The problem ▸ From the entries below, copy every line that holds the word "time".

Input material ▸
---*---

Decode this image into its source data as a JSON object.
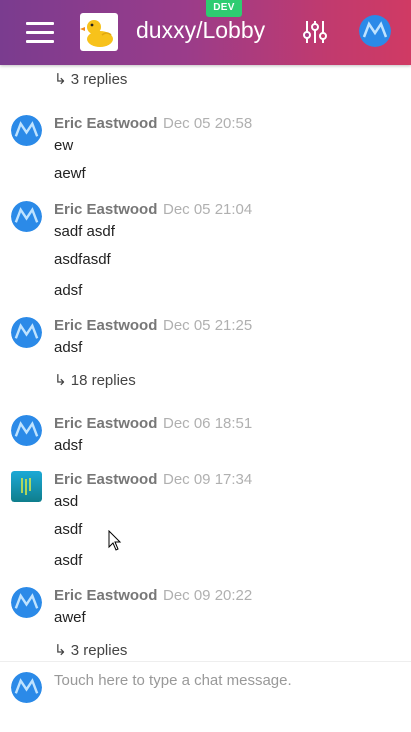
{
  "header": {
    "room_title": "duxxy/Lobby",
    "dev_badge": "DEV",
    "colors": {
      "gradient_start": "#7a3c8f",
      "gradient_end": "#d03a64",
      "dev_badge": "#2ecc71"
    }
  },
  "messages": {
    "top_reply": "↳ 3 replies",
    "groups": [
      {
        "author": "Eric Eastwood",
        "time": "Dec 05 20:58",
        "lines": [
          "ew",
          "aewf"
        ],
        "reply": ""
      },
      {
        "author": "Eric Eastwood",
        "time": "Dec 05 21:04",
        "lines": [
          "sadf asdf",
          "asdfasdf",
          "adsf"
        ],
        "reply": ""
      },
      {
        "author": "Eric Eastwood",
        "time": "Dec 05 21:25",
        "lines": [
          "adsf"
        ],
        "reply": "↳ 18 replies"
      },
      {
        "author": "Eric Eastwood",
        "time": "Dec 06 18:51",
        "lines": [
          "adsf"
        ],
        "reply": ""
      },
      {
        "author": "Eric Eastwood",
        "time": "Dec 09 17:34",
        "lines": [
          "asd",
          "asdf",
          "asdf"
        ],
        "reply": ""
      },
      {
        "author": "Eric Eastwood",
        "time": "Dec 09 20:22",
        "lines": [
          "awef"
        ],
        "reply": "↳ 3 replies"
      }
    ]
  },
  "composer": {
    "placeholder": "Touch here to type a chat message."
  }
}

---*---

Response to this exercise ▸
        "time": "Dec 05 20:58",
        "time": "Dec 05 21:04",
        "time": "Dec 05 21:25",
        "time": "Dec 06 18:51",
        "time": "Dec 09 17:34",
        "time": "Dec 09 20:22",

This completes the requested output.